Output the full listing below exactly; the images stay out.
⟨
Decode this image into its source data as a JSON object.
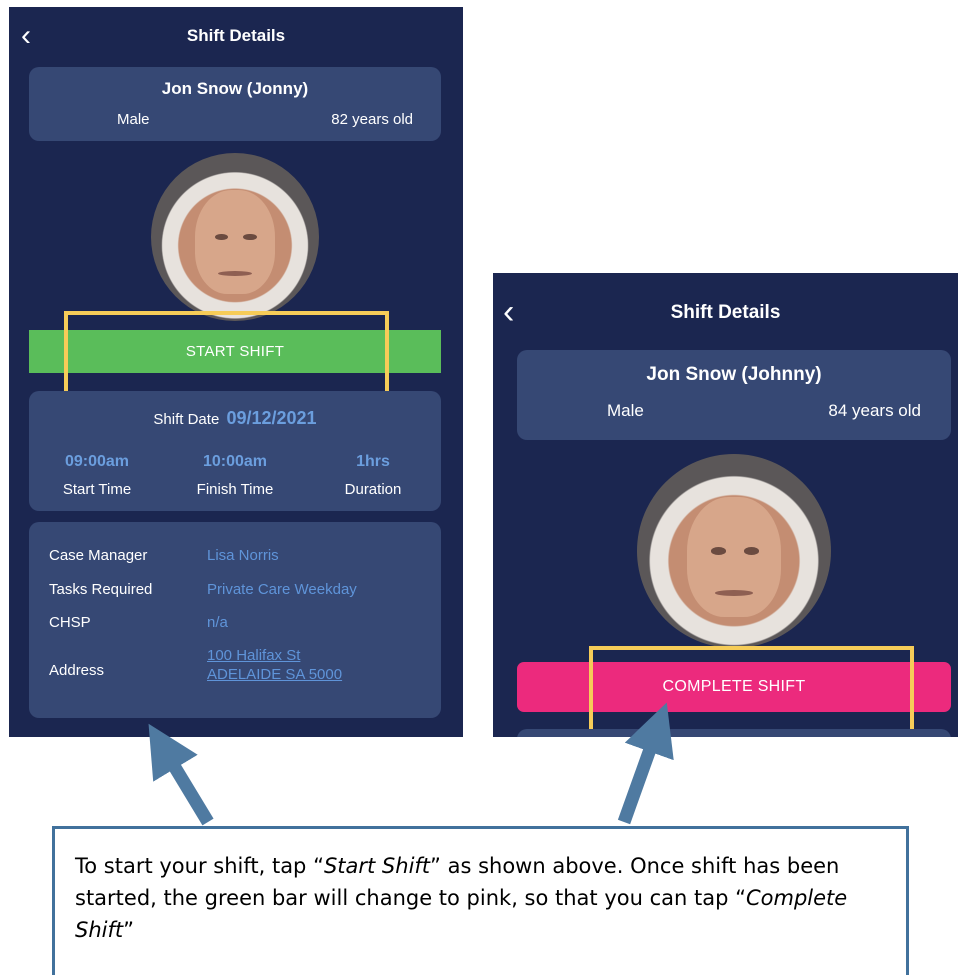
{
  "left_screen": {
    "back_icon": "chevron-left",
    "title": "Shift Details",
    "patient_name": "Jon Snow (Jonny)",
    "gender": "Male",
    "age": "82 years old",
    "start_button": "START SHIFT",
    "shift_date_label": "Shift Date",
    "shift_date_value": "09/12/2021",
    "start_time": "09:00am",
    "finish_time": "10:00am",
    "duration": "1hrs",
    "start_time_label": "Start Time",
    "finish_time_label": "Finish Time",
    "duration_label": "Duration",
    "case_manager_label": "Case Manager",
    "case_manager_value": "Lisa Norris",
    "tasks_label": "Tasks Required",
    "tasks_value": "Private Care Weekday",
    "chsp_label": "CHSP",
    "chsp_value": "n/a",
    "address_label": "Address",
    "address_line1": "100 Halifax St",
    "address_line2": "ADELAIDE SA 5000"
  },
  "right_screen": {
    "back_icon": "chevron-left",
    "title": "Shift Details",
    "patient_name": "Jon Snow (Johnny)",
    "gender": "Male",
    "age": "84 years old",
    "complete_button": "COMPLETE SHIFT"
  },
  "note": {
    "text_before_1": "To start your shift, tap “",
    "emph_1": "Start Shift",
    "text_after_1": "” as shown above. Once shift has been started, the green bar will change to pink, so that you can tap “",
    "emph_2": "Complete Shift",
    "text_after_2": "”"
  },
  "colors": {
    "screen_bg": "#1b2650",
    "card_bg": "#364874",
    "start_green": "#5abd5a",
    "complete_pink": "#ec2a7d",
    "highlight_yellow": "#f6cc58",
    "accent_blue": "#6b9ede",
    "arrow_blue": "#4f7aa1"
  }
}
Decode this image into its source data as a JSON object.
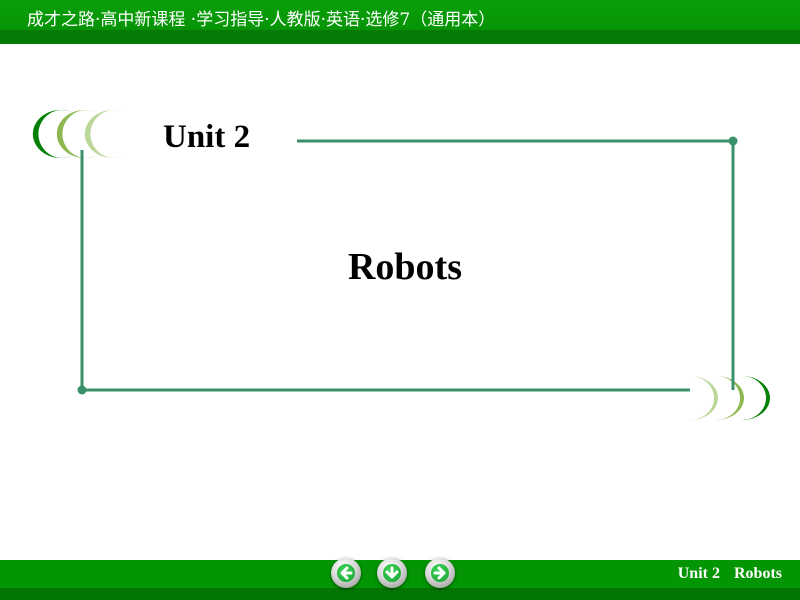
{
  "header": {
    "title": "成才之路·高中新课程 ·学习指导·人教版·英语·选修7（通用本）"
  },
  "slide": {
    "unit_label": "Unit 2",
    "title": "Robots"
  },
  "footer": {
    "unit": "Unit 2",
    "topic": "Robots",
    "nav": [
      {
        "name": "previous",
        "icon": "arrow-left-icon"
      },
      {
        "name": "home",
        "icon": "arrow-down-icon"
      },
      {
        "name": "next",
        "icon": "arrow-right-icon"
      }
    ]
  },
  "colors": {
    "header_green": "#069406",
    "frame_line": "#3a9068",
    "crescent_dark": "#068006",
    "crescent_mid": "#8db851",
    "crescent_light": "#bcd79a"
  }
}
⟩
**RESPONSE FOR THIS EXERCISE**
Decode this image into its source data as a JSON object.
{
  "left_screen": {
    "back_icon": "chevron-left",
    "title": "Shift Details",
    "patient_name": "Jon Snow (Jonny)",
    "gender": "Male",
    "age": "82 years old",
    "start_button": "START SHIFT",
    "shift_date_label": "Shift Date",
    "shift_date_value": "09/12/2021",
    "start_time": "09:00am",
    "finish_time": "10:00am",
    "duration": "1hrs",
    "start_time_label": "Start Time",
    "finish_time_label": "Finish Time",
    "duration_label": "Duration",
    "case_manager_label": "Case Manager",
    "case_manager_value": "Lisa Norris",
    "tasks_label": "Tasks Required",
    "tasks_value": "Private Care Weekday",
    "chsp_label": "CHSP",
    "chsp_value": "n/a",
    "address_label": "Address",
    "address_line1": "100 Halifax St",
    "address_line2": "ADELAIDE SA 5000"
  },
  "right_screen": {
    "back_icon": "chevron-left",
    "title": "Shift Details",
    "patient_name": "Jon Snow (Johnny)",
    "gender": "Male",
    "age": "84 years old",
    "complete_button": "COMPLETE SHIFT"
  },
  "note": {
    "text_before_1": "To start your shift, tap “",
    "emph_1": "Start Shift",
    "text_after_1": "” as shown above. Once shift has been started, the green bar will change to pink, so that you can tap “",
    "emph_2": "Complete Shift",
    "text_after_2": "”"
  },
  "colors": {
    "screen_bg": "#1b2650",
    "card_bg": "#364874",
    "start_green": "#5abd5a",
    "complete_pink": "#ec2a7d",
    "highlight_yellow": "#f6cc58",
    "accent_blue": "#6b9ede",
    "arrow_blue": "#4f7aa1"
  }
}
Decode this image into its source data as a JSON object.
{
  "header": {
    "title": "成才之路·高中新课程 ·学习指导·人教版·英语·选修7（通用本）"
  },
  "slide": {
    "unit_label": "Unit 2",
    "title": "Robots"
  },
  "footer": {
    "unit": "Unit 2",
    "topic": "Robots",
    "nav": [
      {
        "name": "previous",
        "icon": "arrow-left-icon"
      },
      {
        "name": "home",
        "icon": "arrow-down-icon"
      },
      {
        "name": "next",
        "icon": "arrow-right-icon"
      }
    ]
  },
  "colors": {
    "header_green": "#069406",
    "frame_line": "#3a9068",
    "crescent_dark": "#068006",
    "crescent_mid": "#8db851",
    "crescent_light": "#bcd79a"
  }
}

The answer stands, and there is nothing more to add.